Woody Allen is finally speaking out in length about his daughter's claims that he sexually molested her when she was 7 years old. In a letter to the New York Times, the same venue where Dylan Farrow last weekend publicly accused her father for the first time, Allen denies the claims in detail and pointed the blame at her mother and his former partner, Mia Farrow.
"Twenty-one years ago, when I first heard Mia Farrow had accused me of child molestation, I found the idea so ludicrous I didn't give it a second thought," Allen writes in a letter posted on the Times' site Friday. "We were involved in a terribly acrimonious breakup, with great enmity between us and a custody battle slowly gathering energy. The self-serving transparency of her malevolence seemed so obvious I didn't even hire a lawyer to defend myself."
Allen, 78, points to not only his nasty split from Mia, whom he left from her adopted daughter, Soon-Yi, in 1992, but also to the fact that he had not been accused of child molestation before or since. "I naïvely thought the accusation would be dismissed out of hand because of course, I hadn't molested Dylan and any rational person would see the ploy for what it was. Common sense would prevail," he continued. "I had been going out with Mia for 12 years and never in that time did she ever suggest to me anything resembling misconduct"

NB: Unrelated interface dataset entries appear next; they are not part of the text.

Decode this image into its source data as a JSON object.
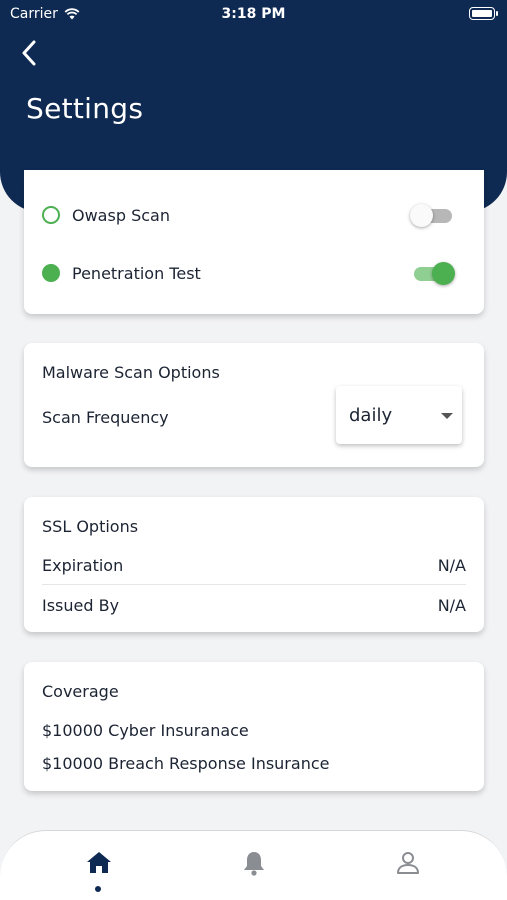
{
  "status_bar": {
    "carrier": "Carrier",
    "time": "3:18 PM"
  },
  "header": {
    "title": "Settings",
    "back_icon": "chevron-left-icon"
  },
  "scans": [
    {
      "label": "Owasp Scan",
      "enabled": false
    },
    {
      "label": "Penetration Test",
      "enabled": true
    }
  ],
  "malware": {
    "title": "Malware Scan Options",
    "frequency_label": "Scan Frequency",
    "frequency_value": "daily"
  },
  "ssl": {
    "title": "SSL Options",
    "rows": [
      {
        "label": "Expiration",
        "value": "N/A"
      },
      {
        "label": "Issued By",
        "value": "N/A"
      }
    ]
  },
  "coverage": {
    "title": "Coverage",
    "items": [
      "$10000 Cyber Insuranace",
      "$10000 Breach Response Insurance"
    ]
  },
  "tabbar": {
    "tabs": [
      "home-icon",
      "bell-icon",
      "user-icon"
    ],
    "active": "home-icon"
  },
  "colors": {
    "header": "#0f2a52",
    "accent_green": "#4caf50",
    "background": "#f2f3f5"
  }
}
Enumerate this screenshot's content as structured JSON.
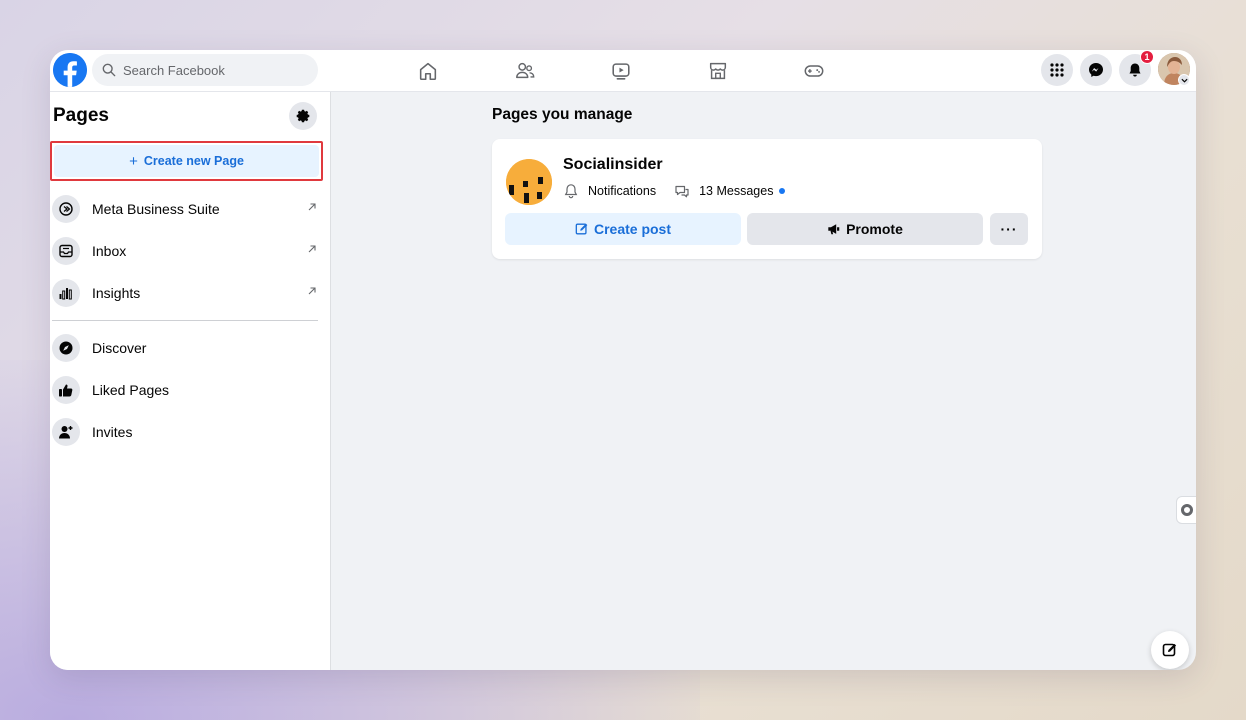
{
  "topbar": {
    "search_placeholder": "Search Facebook",
    "notification_count": "1",
    "nav_icons": [
      "home-icon",
      "friends-icon",
      "watch-icon",
      "marketplace-icon",
      "gaming-icon"
    ]
  },
  "sidebar": {
    "title": "Pages",
    "create_button_label": "Create new Page",
    "items": [
      {
        "label": "Meta Business Suite",
        "icon": "meta-business-suite-icon",
        "external": true
      },
      {
        "label": "Inbox",
        "icon": "inbox-icon",
        "external": true
      },
      {
        "label": "Insights",
        "icon": "insights-icon",
        "external": true
      },
      {
        "label": "Discover",
        "icon": "compass-icon",
        "external": false
      },
      {
        "label": "Liked Pages",
        "icon": "thumbs-up-icon",
        "external": false
      },
      {
        "label": "Invites",
        "icon": "person-add-icon",
        "external": false
      }
    ]
  },
  "main": {
    "title": "Pages you manage",
    "page": {
      "name": "Socialinsider",
      "notifications_label": "Notifications",
      "messages_label": "13 Messages",
      "create_post_label": "Create post",
      "promote_label": "Promote",
      "more_label": "···"
    }
  },
  "colors": {
    "brand_blue": "#1877f2",
    "link_blue": "#1a6ed8",
    "highlight_red": "#e0393e",
    "page_logo": "#f7ad3b"
  }
}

Allen recalls the events that followed the accusation and alleges that Dylan, now 28, only changed her story after her mother bribed her with things like ice cream, and also claims that Mia tried to get a former girlfriend of Allen's to testify that she was underage when they had started dating, although Allen says she wasn't. Allen also quotes the report from the Child Sexual Abuse Clinic of the Yale-New Haven Hospital, which at the time was destroyed but subsequently leaked to the press. The report found that, "Dylan was not sexually abused by Mr. Allen," and that Dylan was " coached or influenced by her mother."
Allen goes on to say that he was "heartbroken" after Mia received custody of their children. "I never saw her again nor was I able to speak with her no matter how hard I tried. I still loved her deeply, and felt guilty that by falling in love with Soon-Yi I had put her in the position of being used as a pawn for revenge," Allen writes. "Soon-Yi and I made countless attempts to see Dylan but Mia blocked them all, spitefully knowing how much we both loved her but totally indifferent to the pain and damage she was causing the little girl merely to appease her own vindictiveness."
Allen even went so far as to bring up the claim Mia made to Vanity Fair last year that her son, Ronan, could possibly be the son of Frank Sinatra and not the acclaimed writer-director's. "Is he my son or, as Mia suggests, Frank Sinatra's? Granted, he looks a lot like Frank with the blue eyes and facial features, but if so, what does this say? That all during the custody hearing Mia lied under oath and falsely represented Ronan as our son," he writes. "Even if he is not Frank's, the possibility she raises that he could be, indicates she was secretly intimate with him during our years. Not to mention all the money I paid for child support. Was I supporting Frank's son? Again, I want to call attention to the integrity and honesty of a person who conducts her life like that."
Although Allen believes that Dylan does believe she was molested, he also included several quotes from his and Mia's adopted son, Moses, who came forward in his defense earlier this week, about the alleged influence Mia placed on the children to stay away from Allen. In the end, Allen says he just hopes that one day his estrangement with Dylan will end the way it did with Moses.
"Of course, I did not molest Dylan. I loved her and hope one day she will grasp how she has been cheated out of having a loving father and exploited by a mother more interested in her own festering anger than her daughter's well-being. Being taught to hate your father and made to believe he molested you has already taken a psychological toll on this lovely young woman, and Soon-Yi and I are both hoping that one day she will understand who has really made her a victim and reconnect with us, as Moses has, in a loving, productive way. No one wants to discourage abuse victims from speaking out, but one must bear in mind that sometimes there are people who are falsely accused and that is also a terribly destructive thing."
Allen then ended the letter by saying he would not comment any further on the matter as "enough have been hurt."
What do you think of Allen's response?